- What the exercise asks: What you return should match the records below exactly.

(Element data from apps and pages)
"""
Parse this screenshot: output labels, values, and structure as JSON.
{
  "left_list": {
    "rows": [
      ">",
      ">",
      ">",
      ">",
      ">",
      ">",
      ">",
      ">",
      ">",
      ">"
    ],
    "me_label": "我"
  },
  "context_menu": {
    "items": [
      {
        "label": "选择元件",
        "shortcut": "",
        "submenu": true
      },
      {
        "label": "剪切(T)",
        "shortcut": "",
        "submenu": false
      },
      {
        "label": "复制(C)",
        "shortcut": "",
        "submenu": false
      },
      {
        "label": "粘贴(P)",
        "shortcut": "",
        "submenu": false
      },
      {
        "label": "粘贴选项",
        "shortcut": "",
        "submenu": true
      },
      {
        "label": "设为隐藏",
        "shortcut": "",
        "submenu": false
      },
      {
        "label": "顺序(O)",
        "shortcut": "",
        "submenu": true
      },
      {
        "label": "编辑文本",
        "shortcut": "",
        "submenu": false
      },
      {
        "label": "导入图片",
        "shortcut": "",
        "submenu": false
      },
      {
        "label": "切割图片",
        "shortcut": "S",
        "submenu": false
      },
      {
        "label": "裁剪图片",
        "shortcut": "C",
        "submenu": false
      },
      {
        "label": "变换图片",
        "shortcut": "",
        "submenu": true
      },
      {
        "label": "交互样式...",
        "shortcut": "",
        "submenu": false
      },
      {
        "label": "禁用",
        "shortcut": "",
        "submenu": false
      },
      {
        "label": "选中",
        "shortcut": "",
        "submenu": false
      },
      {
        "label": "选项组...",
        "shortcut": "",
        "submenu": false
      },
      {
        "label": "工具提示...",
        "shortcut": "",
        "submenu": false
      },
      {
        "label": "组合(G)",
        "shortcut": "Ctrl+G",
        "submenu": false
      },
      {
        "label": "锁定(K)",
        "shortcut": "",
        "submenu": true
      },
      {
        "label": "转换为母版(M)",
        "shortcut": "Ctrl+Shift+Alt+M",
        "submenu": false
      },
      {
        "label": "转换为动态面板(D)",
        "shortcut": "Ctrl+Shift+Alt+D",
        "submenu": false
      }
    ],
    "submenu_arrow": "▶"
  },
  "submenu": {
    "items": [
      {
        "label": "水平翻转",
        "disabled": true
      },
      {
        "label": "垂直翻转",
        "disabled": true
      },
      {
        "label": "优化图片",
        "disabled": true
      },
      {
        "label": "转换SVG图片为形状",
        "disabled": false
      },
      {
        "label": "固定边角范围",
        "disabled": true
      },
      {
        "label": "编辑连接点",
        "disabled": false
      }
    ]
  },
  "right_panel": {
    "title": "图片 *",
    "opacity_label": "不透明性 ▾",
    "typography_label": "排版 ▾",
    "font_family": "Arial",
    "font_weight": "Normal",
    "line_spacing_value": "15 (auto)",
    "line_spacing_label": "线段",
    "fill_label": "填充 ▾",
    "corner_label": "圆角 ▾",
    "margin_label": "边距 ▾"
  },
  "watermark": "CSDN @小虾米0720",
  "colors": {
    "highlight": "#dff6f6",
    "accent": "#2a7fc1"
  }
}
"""
- Response below:
Parse this screenshot: output labels, values, and structure as JSON.
{
  "left_list": {
    "rows": [
      ">",
      ">",
      ">",
      ">",
      ">",
      ">",
      ">",
      ">",
      ">",
      ">"
    ],
    "me_label": "我"
  },
  "context_menu": {
    "items": [
      {
        "label": "选择元件",
        "shortcut": "",
        "submenu": true
      },
      {
        "label": "剪切(T)",
        "shortcut": "",
        "submenu": false
      },
      {
        "label": "复制(C)",
        "shortcut": "",
        "submenu": false
      },
      {
        "label": "粘贴(P)",
        "shortcut": "",
        "submenu": false
      },
      {
        "label": "粘贴选项",
        "shortcut": "",
        "submenu": true
      },
      {
        "label": "设为隐藏",
        "shortcut": "",
        "submenu": false
      },
      {
        "label": "顺序(O)",
        "shortcut": "",
        "submenu": true
      },
      {
        "label": "编辑文本",
        "shortcut": "",
        "submenu": false
      },
      {
        "label": "导入图片",
        "shortcut": "",
        "submenu": false
      },
      {
        "label": "切割图片",
        "shortcut": "S",
        "submenu": false
      },
      {
        "label": "裁剪图片",
        "shortcut": "C",
        "submenu": false
      },
      {
        "label": "变换图片",
        "shortcut": "",
        "submenu": true
      },
      {
        "label": "交互样式...",
        "shortcut": "",
        "submenu": false
      },
      {
        "label": "禁用",
        "shortcut": "",
        "submenu": false
      },
      {
        "label": "选中",
        "shortcut": "",
        "submenu": false
      },
      {
        "label": "选项组...",
        "shortcut": "",
        "submenu": false
      },
      {
        "label": "工具提示...",
        "shortcut": "",
        "submenu": false
      },
      {
        "label": "组合(G)",
        "shortcut": "Ctrl+G",
        "submenu": false
      },
      {
        "label": "锁定(K)",
        "shortcut": "",
        "submenu": true
      },
      {
        "label": "转换为母版(M)",
        "shortcut": "Ctrl+Shift+Alt+M",
        "submenu": false
      },
      {
        "label": "转换为动态面板(D)",
        "shortcut": "Ctrl+Shift+Alt+D",
        "submenu": false
      }
    ],
    "submenu_arrow": "▶"
  },
  "submenu": {
    "items": [
      {
        "label": "水平翻转",
        "disabled": true
      },
      {
        "label": "垂直翻转",
        "disabled": true
      },
      {
        "label": "优化图片",
        "disabled": true
      },
      {
        "label": "转换SVG图片为形状",
        "disabled": false
      },
      {
        "label": "固定边角范围",
        "disabled": true
      },
      {
        "label": "编辑连接点",
        "disabled": false
      }
    ]
  },
  "right_panel": {
    "title": "图片 *",
    "opacity_label": "不透明性 ▾",
    "typography_label": "排版 ▾",
    "font_family": "Arial",
    "font_weight": "Normal",
    "line_spacing_value": "15 (auto)",
    "line_spacing_label": "线段",
    "fill_label": "填充 ▾",
    "corner_label": "圆角 ▾",
    "margin_label": "边距 ▾"
  },
  "watermark": "CSDN @小虾米0720",
  "colors": {
    "highlight": "#dff6f6",
    "accent": "#2a7fc1"
  }
}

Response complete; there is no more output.